Entries from a dataset of interfaces
========
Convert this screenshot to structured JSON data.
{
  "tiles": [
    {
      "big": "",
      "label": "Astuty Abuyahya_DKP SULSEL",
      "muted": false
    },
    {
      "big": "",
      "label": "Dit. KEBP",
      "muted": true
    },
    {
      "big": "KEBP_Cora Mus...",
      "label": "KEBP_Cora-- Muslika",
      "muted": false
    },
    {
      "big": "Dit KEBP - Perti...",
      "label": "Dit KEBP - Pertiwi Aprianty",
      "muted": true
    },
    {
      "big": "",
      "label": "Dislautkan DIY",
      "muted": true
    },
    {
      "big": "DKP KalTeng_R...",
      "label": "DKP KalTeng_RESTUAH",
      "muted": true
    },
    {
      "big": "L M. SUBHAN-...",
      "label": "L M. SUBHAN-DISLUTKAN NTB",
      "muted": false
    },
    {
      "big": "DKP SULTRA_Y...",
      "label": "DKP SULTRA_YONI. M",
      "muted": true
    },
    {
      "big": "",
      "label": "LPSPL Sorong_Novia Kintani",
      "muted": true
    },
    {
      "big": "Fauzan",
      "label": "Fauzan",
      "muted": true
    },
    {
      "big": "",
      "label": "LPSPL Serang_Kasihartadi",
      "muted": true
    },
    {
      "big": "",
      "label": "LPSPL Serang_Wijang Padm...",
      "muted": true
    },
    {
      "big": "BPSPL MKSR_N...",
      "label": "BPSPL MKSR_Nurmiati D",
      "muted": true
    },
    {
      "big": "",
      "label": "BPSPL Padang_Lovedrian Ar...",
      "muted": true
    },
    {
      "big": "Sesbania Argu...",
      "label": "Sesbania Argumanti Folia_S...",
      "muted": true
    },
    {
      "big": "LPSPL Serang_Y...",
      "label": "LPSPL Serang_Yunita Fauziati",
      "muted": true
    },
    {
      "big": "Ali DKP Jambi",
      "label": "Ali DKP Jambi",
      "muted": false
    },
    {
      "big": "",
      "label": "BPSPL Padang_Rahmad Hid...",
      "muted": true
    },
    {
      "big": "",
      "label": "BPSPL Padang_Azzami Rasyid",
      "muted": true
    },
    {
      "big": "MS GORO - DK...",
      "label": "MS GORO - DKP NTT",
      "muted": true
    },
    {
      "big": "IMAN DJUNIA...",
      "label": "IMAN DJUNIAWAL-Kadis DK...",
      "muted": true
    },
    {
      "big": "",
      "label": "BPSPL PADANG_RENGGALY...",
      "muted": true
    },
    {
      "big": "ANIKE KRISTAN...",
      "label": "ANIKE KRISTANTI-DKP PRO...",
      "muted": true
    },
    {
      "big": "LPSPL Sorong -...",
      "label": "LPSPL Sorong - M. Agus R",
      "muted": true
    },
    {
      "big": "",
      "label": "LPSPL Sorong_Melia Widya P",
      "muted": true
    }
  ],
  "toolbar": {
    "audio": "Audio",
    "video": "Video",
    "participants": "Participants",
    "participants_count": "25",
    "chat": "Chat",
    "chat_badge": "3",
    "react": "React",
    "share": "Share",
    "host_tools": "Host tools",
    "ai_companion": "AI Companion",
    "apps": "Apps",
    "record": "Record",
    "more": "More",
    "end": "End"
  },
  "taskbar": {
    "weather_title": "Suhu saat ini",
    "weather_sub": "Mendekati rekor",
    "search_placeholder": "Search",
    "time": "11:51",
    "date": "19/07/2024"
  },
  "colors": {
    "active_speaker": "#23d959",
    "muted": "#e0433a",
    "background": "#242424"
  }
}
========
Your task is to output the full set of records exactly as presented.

■ **SOLUTION**:
Convert this screenshot to structured JSON data.
{
  "tiles": [
    {
      "big": "",
      "label": "Astuty Abuyahya_DKP SULSEL",
      "muted": false
    },
    {
      "big": "",
      "label": "Dit. KEBP",
      "muted": true
    },
    {
      "big": "KEBP_Cora Mus...",
      "label": "KEBP_Cora-- Muslika",
      "muted": false
    },
    {
      "big": "Dit KEBP - Perti...",
      "label": "Dit KEBP - Pertiwi Aprianty",
      "muted": true
    },
    {
      "big": "",
      "label": "Dislautkan DIY",
      "muted": true
    },
    {
      "big": "DKP KalTeng_R...",
      "label": "DKP KalTeng_RESTUAH",
      "muted": true
    },
    {
      "big": "L M. SUBHAN-...",
      "label": "L M. SUBHAN-DISLUTKAN NTB",
      "muted": false
    },
    {
      "big": "DKP SULTRA_Y...",
      "label": "DKP SULTRA_YONI. M",
      "muted": true
    },
    {
      "big": "",
      "label": "LPSPL Sorong_Novia Kintani",
      "muted": true
    },
    {
      "big": "Fauzan",
      "label": "Fauzan",
      "muted": true
    },
    {
      "big": "",
      "label": "LPSPL Serang_Kasihartadi",
      "muted": true
    },
    {
      "big": "",
      "label": "LPSPL Serang_Wijang Padm...",
      "muted": true
    },
    {
      "big": "BPSPL MKSR_N...",
      "label": "BPSPL MKSR_Nurmiati D",
      "muted": true
    },
    {
      "big": "",
      "label": "BPSPL Padang_Lovedrian Ar...",
      "muted": true
    },
    {
      "big": "Sesbania Argu...",
      "label": "Sesbania Argumanti Folia_S...",
      "muted": true
    },
    {
      "big": "LPSPL Serang_Y...",
      "label": "LPSPL Serang_Yunita Fauziati",
      "muted": true
    },
    {
      "big": "Ali DKP Jambi",
      "label": "Ali DKP Jambi",
      "muted": false
    },
    {
      "big": "",
      "label": "BPSPL Padang_Rahmad Hid...",
      "muted": true
    },
    {
      "big": "",
      "label": "BPSPL Padang_Azzami Rasyid",
      "muted": true
    },
    {
      "big": "MS GORO - DK...",
      "label": "MS GORO - DKP NTT",
      "muted": true
    },
    {
      "big": "IMAN DJUNIA...",
      "label": "IMAN DJUNIAWAL-Kadis DK...",
      "muted": true
    },
    {
      "big": "",
      "label": "BPSPL PADANG_RENGGALY...",
      "muted": true
    },
    {
      "big": "ANIKE KRISTAN...",
      "label": "ANIKE KRISTANTI-DKP PRO...",
      "muted": true
    },
    {
      "big": "LPSPL Sorong -...",
      "label": "LPSPL Sorong - M. Agus R",
      "muted": true
    },
    {
      "big": "",
      "label": "LPSPL Sorong_Melia Widya P",
      "muted": true
    }
  ],
  "toolbar": {
    "audio": "Audio",
    "video": "Video",
    "participants": "Participants",
    "participants_count": "25",
    "chat": "Chat",
    "chat_badge": "3",
    "react": "React",
    "share": "Share",
    "host_tools": "Host tools",
    "ai_companion": "AI Companion",
    "apps": "Apps",
    "record": "Record",
    "more": "More",
    "end": "End"
  },
  "taskbar": {
    "weather_title": "Suhu saat ini",
    "weather_sub": "Mendekati rekor",
    "search_placeholder": "Search",
    "time": "11:51",
    "date": "19/07/2024"
  },
  "colors": {
    "active_speaker": "#23d959",
    "muted": "#e0433a",
    "background": "#242424"
  }
}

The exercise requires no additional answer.